■ **Dataset records**:
┌──
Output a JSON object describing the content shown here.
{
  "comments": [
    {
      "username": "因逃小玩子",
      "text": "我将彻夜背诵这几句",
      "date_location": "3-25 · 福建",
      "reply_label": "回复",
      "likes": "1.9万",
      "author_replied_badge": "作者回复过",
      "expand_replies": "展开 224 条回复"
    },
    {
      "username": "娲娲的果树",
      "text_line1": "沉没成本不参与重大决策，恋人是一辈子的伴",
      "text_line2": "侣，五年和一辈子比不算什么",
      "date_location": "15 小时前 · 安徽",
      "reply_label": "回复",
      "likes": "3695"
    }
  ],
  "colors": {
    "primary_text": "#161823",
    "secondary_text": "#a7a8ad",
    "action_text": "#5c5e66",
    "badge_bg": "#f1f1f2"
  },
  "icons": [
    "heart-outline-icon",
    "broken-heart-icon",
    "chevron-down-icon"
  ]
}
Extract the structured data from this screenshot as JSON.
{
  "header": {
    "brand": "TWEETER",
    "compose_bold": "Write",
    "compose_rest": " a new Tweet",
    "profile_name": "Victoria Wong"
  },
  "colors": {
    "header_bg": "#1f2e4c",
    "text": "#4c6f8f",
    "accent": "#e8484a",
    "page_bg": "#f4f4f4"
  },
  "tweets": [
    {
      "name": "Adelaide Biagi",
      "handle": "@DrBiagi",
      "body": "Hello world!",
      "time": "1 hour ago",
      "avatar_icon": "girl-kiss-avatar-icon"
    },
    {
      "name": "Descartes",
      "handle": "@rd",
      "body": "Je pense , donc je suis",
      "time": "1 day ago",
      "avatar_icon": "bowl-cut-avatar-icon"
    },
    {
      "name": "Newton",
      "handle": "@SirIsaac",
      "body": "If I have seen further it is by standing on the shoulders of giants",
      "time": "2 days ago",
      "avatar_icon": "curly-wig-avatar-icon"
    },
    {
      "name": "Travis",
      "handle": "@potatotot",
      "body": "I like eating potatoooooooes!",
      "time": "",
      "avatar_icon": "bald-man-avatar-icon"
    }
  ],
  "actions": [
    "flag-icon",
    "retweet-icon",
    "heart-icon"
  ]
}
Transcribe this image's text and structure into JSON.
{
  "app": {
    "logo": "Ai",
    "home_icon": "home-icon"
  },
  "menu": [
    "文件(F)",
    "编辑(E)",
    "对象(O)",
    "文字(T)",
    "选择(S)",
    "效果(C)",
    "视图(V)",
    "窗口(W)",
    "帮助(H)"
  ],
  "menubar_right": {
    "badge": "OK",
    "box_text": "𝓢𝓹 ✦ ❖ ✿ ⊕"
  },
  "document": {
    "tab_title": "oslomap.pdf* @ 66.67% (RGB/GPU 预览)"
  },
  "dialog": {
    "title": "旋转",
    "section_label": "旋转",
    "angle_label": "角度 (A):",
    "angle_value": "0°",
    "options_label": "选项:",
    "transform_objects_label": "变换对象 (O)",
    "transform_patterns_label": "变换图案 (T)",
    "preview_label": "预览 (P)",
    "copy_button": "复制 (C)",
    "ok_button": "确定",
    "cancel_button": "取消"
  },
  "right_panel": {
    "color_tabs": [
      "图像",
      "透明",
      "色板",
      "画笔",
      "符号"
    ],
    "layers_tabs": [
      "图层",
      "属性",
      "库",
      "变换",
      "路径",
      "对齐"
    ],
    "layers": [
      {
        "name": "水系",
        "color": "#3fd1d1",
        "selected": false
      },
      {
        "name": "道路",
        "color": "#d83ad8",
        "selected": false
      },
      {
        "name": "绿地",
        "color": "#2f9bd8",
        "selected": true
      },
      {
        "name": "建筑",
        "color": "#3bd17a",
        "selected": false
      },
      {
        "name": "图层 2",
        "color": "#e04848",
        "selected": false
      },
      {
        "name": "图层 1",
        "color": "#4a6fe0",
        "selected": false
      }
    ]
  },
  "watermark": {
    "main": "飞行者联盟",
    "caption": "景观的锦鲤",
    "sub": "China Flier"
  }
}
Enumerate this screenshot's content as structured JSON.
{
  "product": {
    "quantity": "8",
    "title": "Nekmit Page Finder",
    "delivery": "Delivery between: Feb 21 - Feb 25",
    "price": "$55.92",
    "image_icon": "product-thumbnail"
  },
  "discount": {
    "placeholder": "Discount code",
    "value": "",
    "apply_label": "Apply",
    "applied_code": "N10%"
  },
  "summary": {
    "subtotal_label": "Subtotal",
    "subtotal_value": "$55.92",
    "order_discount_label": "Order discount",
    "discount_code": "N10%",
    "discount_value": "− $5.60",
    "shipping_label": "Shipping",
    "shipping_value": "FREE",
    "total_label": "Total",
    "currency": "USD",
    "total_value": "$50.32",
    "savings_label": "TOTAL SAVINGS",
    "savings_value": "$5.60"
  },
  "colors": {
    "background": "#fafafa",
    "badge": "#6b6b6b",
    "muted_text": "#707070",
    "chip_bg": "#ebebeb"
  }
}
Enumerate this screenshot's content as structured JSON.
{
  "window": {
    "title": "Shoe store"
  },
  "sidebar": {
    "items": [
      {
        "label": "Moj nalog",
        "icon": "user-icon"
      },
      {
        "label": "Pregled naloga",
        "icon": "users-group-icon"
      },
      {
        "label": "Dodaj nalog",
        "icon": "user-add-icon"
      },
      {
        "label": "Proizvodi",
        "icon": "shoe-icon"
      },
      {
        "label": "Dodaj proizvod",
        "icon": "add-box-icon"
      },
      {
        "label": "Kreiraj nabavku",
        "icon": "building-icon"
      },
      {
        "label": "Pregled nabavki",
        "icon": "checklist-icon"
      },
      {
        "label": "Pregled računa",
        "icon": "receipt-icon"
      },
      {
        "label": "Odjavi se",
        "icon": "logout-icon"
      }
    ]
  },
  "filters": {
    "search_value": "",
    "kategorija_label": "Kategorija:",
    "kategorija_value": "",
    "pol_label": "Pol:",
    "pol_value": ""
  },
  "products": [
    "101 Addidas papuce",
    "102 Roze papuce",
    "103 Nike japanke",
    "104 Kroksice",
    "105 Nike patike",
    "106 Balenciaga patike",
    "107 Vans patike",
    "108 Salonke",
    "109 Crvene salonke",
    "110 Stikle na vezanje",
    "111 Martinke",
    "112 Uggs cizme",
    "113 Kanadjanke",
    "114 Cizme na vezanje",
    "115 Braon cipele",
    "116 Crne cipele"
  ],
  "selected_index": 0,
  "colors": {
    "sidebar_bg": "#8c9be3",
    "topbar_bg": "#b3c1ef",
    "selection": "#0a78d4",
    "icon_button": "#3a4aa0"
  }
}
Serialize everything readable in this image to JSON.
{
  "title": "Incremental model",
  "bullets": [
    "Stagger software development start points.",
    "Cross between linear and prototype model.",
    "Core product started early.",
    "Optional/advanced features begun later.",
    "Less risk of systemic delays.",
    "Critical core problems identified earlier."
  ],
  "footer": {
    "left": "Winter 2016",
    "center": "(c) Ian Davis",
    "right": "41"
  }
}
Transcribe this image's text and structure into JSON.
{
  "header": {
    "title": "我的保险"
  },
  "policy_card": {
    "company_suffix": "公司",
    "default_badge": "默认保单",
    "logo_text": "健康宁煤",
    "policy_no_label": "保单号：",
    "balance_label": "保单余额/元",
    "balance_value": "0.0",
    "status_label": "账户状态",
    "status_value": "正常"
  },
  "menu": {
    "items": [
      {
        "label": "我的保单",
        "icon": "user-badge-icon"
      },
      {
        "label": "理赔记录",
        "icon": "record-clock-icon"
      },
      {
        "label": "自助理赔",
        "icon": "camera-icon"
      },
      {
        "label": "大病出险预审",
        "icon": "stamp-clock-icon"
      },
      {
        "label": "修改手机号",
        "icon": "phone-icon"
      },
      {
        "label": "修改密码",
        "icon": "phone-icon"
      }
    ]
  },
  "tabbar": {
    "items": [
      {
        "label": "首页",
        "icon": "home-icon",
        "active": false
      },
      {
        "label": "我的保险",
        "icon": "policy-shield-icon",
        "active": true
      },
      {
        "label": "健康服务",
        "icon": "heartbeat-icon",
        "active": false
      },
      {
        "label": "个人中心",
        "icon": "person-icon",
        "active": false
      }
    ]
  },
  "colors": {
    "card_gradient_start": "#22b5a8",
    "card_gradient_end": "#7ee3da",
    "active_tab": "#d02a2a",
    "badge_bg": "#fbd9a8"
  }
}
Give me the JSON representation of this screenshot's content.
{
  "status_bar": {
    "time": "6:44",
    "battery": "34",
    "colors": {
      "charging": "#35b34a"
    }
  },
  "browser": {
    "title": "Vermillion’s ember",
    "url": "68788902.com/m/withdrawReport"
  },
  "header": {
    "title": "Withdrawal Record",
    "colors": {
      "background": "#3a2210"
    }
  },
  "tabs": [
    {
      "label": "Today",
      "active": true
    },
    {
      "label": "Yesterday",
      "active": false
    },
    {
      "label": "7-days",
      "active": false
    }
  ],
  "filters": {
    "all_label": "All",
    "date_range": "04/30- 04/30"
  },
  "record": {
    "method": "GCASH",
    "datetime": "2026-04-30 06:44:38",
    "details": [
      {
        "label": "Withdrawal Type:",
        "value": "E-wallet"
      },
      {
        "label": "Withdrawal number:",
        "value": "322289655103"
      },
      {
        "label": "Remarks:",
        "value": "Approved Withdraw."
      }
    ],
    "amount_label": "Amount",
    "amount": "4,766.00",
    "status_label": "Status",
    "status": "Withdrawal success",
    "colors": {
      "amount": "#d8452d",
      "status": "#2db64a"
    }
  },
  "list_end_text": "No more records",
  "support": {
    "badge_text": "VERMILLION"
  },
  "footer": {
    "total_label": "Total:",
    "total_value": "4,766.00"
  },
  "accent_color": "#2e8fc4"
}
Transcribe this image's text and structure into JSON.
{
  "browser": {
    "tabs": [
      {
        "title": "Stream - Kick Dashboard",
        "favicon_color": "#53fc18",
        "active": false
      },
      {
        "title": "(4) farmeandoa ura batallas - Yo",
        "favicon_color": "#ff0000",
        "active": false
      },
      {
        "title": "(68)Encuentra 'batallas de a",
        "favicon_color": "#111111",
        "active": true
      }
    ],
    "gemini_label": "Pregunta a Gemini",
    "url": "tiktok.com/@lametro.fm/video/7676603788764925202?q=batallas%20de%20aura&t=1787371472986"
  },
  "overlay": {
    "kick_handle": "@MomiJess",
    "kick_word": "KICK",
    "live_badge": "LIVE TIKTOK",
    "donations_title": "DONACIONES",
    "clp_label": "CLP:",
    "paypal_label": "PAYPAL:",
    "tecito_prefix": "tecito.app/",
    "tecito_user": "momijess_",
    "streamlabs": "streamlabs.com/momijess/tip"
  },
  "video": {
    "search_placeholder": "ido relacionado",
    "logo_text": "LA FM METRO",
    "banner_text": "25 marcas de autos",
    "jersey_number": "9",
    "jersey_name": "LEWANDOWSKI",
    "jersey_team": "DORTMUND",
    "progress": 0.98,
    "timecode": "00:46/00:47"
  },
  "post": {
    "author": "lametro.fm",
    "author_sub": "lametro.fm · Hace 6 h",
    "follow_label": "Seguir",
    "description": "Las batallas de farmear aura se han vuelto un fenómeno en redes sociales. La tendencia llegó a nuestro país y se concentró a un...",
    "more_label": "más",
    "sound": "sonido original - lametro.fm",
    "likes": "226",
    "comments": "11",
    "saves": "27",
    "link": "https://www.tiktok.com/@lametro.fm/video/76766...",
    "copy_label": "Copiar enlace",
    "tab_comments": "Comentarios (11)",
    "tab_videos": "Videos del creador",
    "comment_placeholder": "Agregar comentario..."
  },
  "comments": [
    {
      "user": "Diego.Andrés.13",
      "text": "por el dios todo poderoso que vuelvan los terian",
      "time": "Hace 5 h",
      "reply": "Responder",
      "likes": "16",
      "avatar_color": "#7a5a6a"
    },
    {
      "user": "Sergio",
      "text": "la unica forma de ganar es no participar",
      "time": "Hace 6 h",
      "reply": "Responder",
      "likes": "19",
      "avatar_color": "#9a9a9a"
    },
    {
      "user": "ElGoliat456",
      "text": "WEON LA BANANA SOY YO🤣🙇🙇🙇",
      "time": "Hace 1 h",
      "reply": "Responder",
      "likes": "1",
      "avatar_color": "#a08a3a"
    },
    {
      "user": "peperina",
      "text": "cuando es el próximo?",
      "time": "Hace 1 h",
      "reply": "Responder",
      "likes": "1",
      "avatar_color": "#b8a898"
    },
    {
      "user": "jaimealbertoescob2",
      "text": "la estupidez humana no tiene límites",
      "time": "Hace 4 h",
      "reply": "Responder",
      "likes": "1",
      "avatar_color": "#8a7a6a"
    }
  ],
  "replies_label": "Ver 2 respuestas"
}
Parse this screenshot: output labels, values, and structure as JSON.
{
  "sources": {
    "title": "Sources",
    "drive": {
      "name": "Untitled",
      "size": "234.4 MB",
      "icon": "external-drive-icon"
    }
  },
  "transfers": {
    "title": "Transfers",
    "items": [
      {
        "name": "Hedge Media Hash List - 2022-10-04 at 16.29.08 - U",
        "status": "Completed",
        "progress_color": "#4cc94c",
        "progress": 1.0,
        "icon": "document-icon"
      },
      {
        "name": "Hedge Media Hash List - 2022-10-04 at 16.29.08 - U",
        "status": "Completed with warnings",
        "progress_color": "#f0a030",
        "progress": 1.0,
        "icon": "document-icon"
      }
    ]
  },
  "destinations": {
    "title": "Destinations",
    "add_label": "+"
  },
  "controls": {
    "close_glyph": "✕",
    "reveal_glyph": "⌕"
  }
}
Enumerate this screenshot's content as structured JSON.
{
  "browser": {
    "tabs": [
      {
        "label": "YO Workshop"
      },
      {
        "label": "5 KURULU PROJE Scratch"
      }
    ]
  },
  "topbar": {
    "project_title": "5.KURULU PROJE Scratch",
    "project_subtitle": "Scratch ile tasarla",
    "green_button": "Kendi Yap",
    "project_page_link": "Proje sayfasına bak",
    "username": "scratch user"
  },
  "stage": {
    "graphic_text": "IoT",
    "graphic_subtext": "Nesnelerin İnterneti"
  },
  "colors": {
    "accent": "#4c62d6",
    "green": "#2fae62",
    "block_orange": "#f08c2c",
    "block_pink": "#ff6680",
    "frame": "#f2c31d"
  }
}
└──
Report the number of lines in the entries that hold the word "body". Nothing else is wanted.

■ **Problem solution**:
4